*Exercise materials*:
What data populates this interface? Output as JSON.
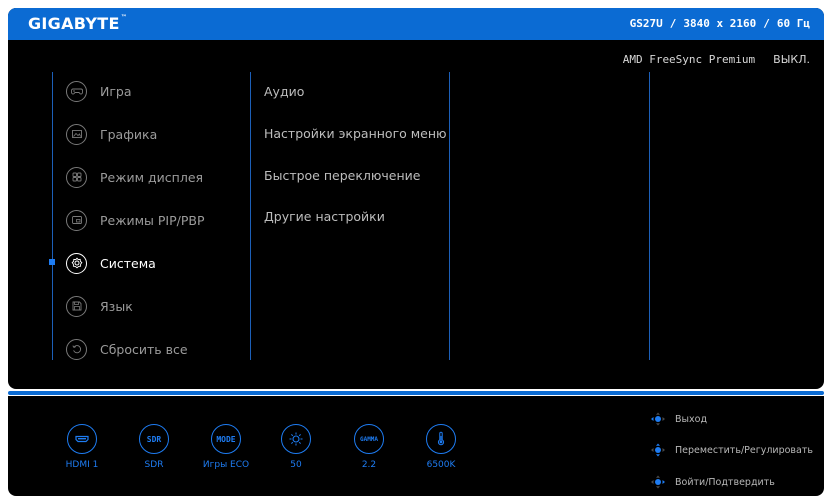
{
  "header": {
    "brand": "GIGABYTE",
    "brand_mark": "™",
    "model": "GS27U",
    "resolution": "3840 x 2160",
    "refresh": "60 Гц",
    "separator": "/"
  },
  "status": {
    "feature": "AMD FreeSync Premium",
    "value": "ВЫКЛ."
  },
  "menu": {
    "items": [
      {
        "label": "Игра",
        "icon": "gamepad-icon"
      },
      {
        "label": "Графика",
        "icon": "picture-icon"
      },
      {
        "label": "Режим дисплея",
        "icon": "display-mode-icon"
      },
      {
        "label": "Режимы PIP/PBP",
        "icon": "pip-icon"
      },
      {
        "label": "Система",
        "icon": "gear-icon",
        "active": true
      },
      {
        "label": "Язык",
        "icon": "floppy-icon"
      },
      {
        "label": "Сбросить все",
        "icon": "reset-icon"
      }
    ]
  },
  "submenu": {
    "items": [
      {
        "label": "Аудио"
      },
      {
        "label": "Настройки экранного меню"
      },
      {
        "label": "Быстрое переключение"
      },
      {
        "label": "Другие настройки"
      }
    ]
  },
  "quick": {
    "items": [
      {
        "label": "HDMI 1",
        "icon": "hdmi-icon"
      },
      {
        "label": "SDR",
        "icon_text": "SDR"
      },
      {
        "label": "Игры ECO",
        "icon_text": "MODE"
      },
      {
        "label": "50",
        "icon": "brightness-icon"
      },
      {
        "label": "2.2",
        "icon_text": "GAMMA"
      },
      {
        "label": "6500K",
        "icon": "thermometer-icon"
      }
    ]
  },
  "hints": {
    "exit": "Выход",
    "move": "Переместить/Регулировать",
    "enter": "Войти/Подтвердить"
  },
  "colors": {
    "accent": "#0b6bd3",
    "highlight": "#1e7cf2",
    "background": "#000000"
  }
}
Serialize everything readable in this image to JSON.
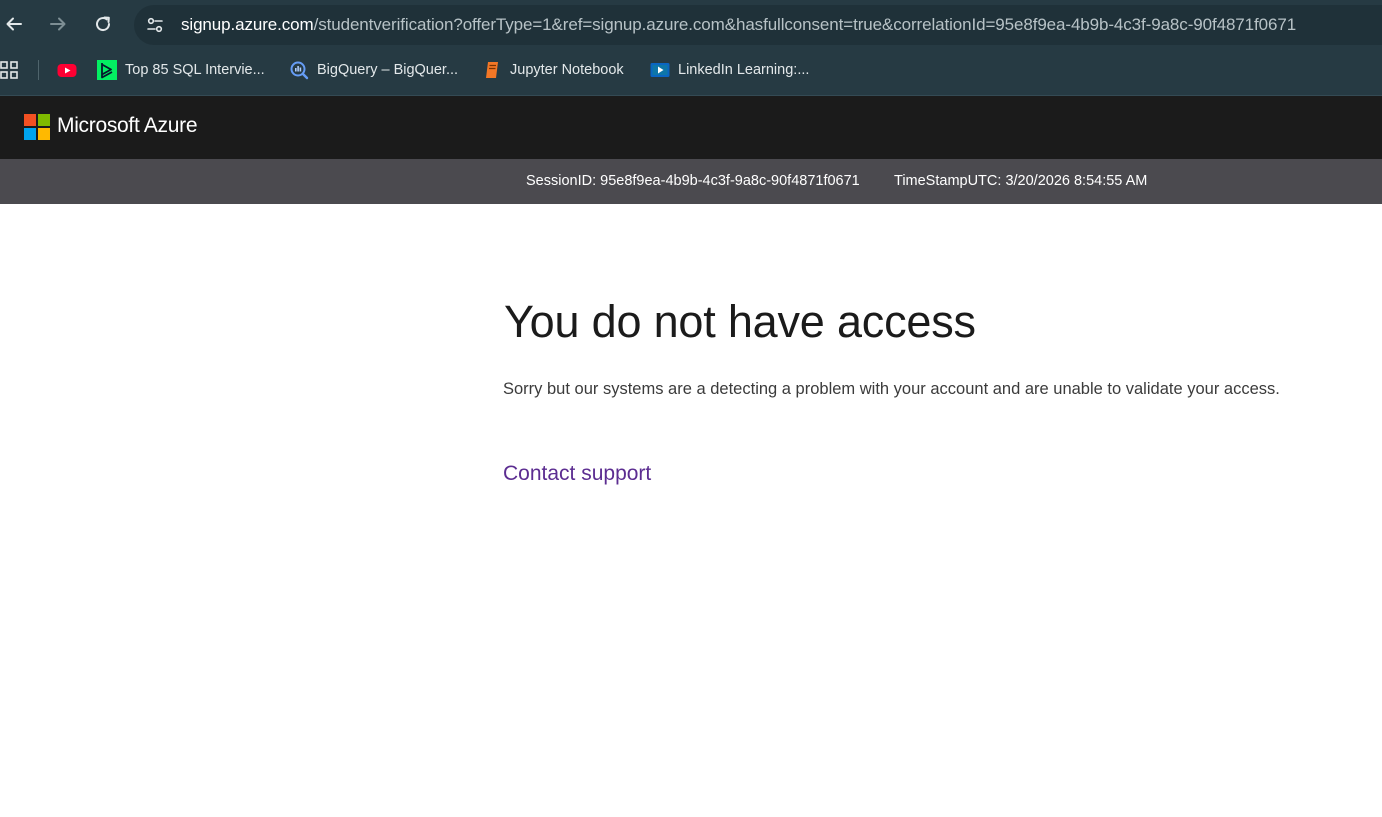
{
  "browser": {
    "url_host": "signup.azure.com",
    "url_rest": "/studentverification?offerType=1&ref=signup.azure.com&hasfullconsent=true&correlationId=95e8f9ea-4b9b-4c3f-9a8c-90f4871f0671",
    "nav_icons": [
      "back-arrow-icon",
      "forward-arrow-icon",
      "reload-icon",
      "site-info-icon"
    ],
    "bookmarks": [
      {
        "label": "",
        "icon": "youtube-icon",
        "color": "#ff0033"
      },
      {
        "label": "Top 85 SQL Intervie...",
        "icon": "datacamp-icon",
        "color": "#03ef62"
      },
      {
        "label": "BigQuery – BigQuer...",
        "icon": "bigquery-icon",
        "color": "#669df6"
      },
      {
        "label": "Jupyter Notebook",
        "icon": "notebook-icon",
        "color": "#f37726"
      },
      {
        "label": "LinkedIn Learning:...",
        "icon": "linkedin-learning-icon",
        "color": "#0a66c2"
      }
    ]
  },
  "header": {
    "brand": "Microsoft Azure",
    "logo_colors": [
      "#f25022",
      "#7fba00",
      "#00a4ef",
      "#ffb900"
    ]
  },
  "session": {
    "session_id": "SessionID: 95e8f9ea-4b9b-4c3f-9a8c-90f4871f0671",
    "timestamp": "TimeStampUTC: 3/20/2026 8:54:55 AM"
  },
  "content": {
    "title": "You do not have access",
    "message": "Sorry but our systems are a detecting a problem with your account and are unable to validate your access.",
    "support_link": "Contact support"
  },
  "colors": {
    "chrome_bg": "#263a43",
    "header_bg": "#1b1b1b",
    "session_bg": "#4b4a4f",
    "link": "#5c2d91"
  }
}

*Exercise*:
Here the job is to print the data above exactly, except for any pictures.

*Exercise solution*:
What data populates this interface? Output as JSON.
{
  "header": {
    "brand": "GIGABYTE",
    "brand_mark": "™",
    "model": "GS27U",
    "resolution": "3840 x 2160",
    "refresh": "60 Гц",
    "separator": "/"
  },
  "status": {
    "feature": "AMD FreeSync Premium",
    "value": "ВЫКЛ."
  },
  "menu": {
    "items": [
      {
        "label": "Игра",
        "icon": "gamepad-icon"
      },
      {
        "label": "Графика",
        "icon": "picture-icon"
      },
      {
        "label": "Режим дисплея",
        "icon": "display-mode-icon"
      },
      {
        "label": "Режимы PIP/PBP",
        "icon": "pip-icon"
      },
      {
        "label": "Система",
        "icon": "gear-icon",
        "active": true
      },
      {
        "label": "Язык",
        "icon": "floppy-icon"
      },
      {
        "label": "Сбросить все",
        "icon": "reset-icon"
      }
    ]
  },
  "submenu": {
    "items": [
      {
        "label": "Аудио"
      },
      {
        "label": "Настройки экранного меню"
      },
      {
        "label": "Быстрое переключение"
      },
      {
        "label": "Другие настройки"
      }
    ]
  },
  "quick": {
    "items": [
      {
        "label": "HDMI 1",
        "icon": "hdmi-icon"
      },
      {
        "label": "SDR",
        "icon_text": "SDR"
      },
      {
        "label": "Игры ECO",
        "icon_text": "MODE"
      },
      {
        "label": "50",
        "icon": "brightness-icon"
      },
      {
        "label": "2.2",
        "icon_text": "GAMMA"
      },
      {
        "label": "6500K",
        "icon": "thermometer-icon"
      }
    ]
  },
  "hints": {
    "exit": "Выход",
    "move": "Переместить/Регулировать",
    "enter": "Войти/Подтвердить"
  },
  "colors": {
    "accent": "#0b6bd3",
    "highlight": "#1e7cf2",
    "background": "#000000"
  }
}
Serialize everything readable in this image to JSON.
{
  "browser": {
    "url_host": "signup.azure.com",
    "url_rest": "/studentverification?offerType=1&ref=signup.azure.com&hasfullconsent=true&correlationId=95e8f9ea-4b9b-4c3f-9a8c-90f4871f0671",
    "nav_icons": [
      "back-arrow-icon",
      "forward-arrow-icon",
      "reload-icon",
      "site-info-icon"
    ],
    "bookmarks": [
      {
        "label": "",
        "icon": "youtube-icon",
        "color": "#ff0033"
      },
      {
        "label": "Top 85 SQL Intervie...",
        "icon": "datacamp-icon",
        "color": "#03ef62"
      },
      {
        "label": "BigQuery – BigQuer...",
        "icon": "bigquery-icon",
        "color": "#669df6"
      },
      {
        "label": "Jupyter Notebook",
        "icon": "notebook-icon",
        "color": "#f37726"
      },
      {
        "label": "LinkedIn Learning:...",
        "icon": "linkedin-learning-icon",
        "color": "#0a66c2"
      }
    ]
  },
  "header": {
    "brand": "Microsoft Azure",
    "logo_colors": [
      "#f25022",
      "#7fba00",
      "#00a4ef",
      "#ffb900"
    ]
  },
  "session": {
    "session_id": "SessionID: 95e8f9ea-4b9b-4c3f-9a8c-90f4871f0671",
    "timestamp": "TimeStampUTC: 3/20/2026 8:54:55 AM"
  },
  "content": {
    "title": "You do not have access",
    "message": "Sorry but our systems are a detecting a problem with your account and are unable to validate your access.",
    "support_link": "Contact support"
  },
  "colors": {
    "chrome_bg": "#263a43",
    "header_bg": "#1b1b1b",
    "session_bg": "#4b4a4f",
    "link": "#5c2d91"
  }
}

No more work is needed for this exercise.